On her first day of school, Franca Grassi woke up, ate a bowl of oatmeal with diced nectarines and maple syrup. She brushed her teeth with the help of a Mickey Mouse iPhone app. Then her parents, Nikki Rittenour and Marc Grassi, drove her to school in their station wagon.
As Michigan kids pour back into school this week, figuring out where Franca would wind up on her first day was an exhausting undertaking.
“I remember us talking about having the summer to decide, and then the summer just disappeared," Marc Grassi recalls.
At the beginning of the summer, Grassi and Rittenour were still looking for a school for Franca. They had moved to midtown Detroit from Asheville, North Carolina in 2014, and as soon as they got here, their search for the right school began.
Nikki Rittenour confesses, “I’ve totally become one of these people who, like, when you meet a parent in Detroit, that’s the first question that I ask them. So where does your kid go to school?”
In the last year, Nikki and Marc visited no fewer than 10 schools. Charter, public, and private. But for most of the summer, they weren't ready to enroll their daughter at any of them.
Finally, by the end of August, they had whittled their long list down to two schools, both private: St. Clare of Montefalco, a Catholic school in Grosse Pointe Park, and Friends School of Detroit, Michigan’s only Quaker-run school, not far from downtown Detroit. Both institutions promised small class sizes, a dedicated parent network, and a racially mixed student body. But just a few weeks back, Grassi and Rittenour learned that Friends School would not be opening this year.
“They had some administrative troubles, financial troubles, building troubles,” Rittenour explains.
So, that made their decision to commit to St. Clare of Montefalco that much easier. Marc Grassi and Nikki Rittenour might seem like especially choosy parents. But they’re not asking for much. Just some organization and some stability – something a lot of schools in Detroit, no matter who runs them, seem to be struggling with.
Grassi and Rittenour acknowledge how lucky they are to be able to afford a small, private school for their daughter. Other Detroit families aren’t as fortunate. Many don’t have a car, so they can’t send their kids across the city to school. Many don’t have time to spend investigating the entire city’s school landscape. And that landscape is constantly in flux. Schools are opening, closing, changing leadership at a rapid clip. And the sheer number of choices can be overwhelming.

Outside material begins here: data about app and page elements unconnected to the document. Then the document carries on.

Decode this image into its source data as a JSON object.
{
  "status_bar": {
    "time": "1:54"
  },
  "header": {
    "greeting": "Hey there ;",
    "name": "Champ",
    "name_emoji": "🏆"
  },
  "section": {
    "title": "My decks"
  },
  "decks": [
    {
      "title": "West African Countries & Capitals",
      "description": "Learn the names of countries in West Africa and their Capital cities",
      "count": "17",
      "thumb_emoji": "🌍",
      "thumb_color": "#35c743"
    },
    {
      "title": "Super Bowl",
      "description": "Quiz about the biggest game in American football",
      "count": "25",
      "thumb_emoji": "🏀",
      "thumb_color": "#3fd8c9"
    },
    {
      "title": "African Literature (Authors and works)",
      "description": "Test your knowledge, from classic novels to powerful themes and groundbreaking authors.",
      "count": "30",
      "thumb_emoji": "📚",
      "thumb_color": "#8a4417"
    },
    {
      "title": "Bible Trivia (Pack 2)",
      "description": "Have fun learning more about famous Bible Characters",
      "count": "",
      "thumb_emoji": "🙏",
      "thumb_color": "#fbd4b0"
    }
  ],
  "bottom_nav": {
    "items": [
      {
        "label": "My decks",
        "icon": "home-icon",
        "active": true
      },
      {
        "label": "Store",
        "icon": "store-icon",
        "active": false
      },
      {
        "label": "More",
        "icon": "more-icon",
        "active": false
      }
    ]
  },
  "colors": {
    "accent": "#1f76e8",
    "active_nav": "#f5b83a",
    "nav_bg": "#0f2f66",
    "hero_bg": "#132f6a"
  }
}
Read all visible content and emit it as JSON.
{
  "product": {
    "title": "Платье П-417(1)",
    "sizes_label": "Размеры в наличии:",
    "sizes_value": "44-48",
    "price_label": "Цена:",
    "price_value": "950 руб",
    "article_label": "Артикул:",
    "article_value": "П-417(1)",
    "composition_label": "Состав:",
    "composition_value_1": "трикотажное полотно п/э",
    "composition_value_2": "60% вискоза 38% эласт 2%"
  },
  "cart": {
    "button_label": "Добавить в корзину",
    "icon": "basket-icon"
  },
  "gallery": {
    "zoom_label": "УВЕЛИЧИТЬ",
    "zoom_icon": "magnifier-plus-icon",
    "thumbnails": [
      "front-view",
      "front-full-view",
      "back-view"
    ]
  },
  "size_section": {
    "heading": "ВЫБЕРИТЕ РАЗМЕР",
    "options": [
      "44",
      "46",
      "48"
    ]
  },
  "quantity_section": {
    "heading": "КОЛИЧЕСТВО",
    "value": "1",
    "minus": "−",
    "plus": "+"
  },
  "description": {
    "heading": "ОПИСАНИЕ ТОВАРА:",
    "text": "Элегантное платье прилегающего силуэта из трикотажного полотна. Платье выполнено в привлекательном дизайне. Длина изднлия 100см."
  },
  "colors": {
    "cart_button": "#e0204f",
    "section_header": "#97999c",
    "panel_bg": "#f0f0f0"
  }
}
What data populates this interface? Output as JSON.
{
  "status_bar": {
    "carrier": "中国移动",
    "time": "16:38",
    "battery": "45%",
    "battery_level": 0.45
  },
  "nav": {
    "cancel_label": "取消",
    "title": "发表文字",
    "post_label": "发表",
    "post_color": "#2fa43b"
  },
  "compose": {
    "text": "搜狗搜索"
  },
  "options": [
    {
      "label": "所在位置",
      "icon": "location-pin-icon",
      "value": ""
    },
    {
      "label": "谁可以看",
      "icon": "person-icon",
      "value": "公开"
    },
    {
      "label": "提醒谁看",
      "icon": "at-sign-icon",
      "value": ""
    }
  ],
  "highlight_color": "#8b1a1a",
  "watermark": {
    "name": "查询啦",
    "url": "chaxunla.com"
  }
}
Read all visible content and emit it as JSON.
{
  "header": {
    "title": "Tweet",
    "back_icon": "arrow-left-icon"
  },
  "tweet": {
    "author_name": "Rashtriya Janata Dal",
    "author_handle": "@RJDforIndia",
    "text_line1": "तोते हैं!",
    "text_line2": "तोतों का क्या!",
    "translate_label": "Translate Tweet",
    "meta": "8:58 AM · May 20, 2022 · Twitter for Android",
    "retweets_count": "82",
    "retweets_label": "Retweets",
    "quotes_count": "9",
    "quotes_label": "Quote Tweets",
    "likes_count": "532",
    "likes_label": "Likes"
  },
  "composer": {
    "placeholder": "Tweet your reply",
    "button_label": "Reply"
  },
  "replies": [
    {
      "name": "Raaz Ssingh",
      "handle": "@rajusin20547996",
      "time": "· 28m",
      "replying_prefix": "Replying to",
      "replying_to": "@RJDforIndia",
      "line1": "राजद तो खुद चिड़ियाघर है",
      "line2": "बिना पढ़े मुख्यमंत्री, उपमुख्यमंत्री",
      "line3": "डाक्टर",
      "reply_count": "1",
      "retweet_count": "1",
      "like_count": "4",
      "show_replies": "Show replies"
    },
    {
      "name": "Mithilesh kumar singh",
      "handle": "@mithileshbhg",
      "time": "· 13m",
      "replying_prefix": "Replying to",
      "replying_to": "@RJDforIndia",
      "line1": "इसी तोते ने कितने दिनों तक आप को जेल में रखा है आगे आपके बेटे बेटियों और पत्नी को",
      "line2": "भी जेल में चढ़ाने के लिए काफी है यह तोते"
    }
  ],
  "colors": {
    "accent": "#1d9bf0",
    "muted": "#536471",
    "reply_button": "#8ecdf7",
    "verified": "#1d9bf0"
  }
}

No matter who you are, or where you live in Detroit, the ground is constantly shifting when it comes to schools.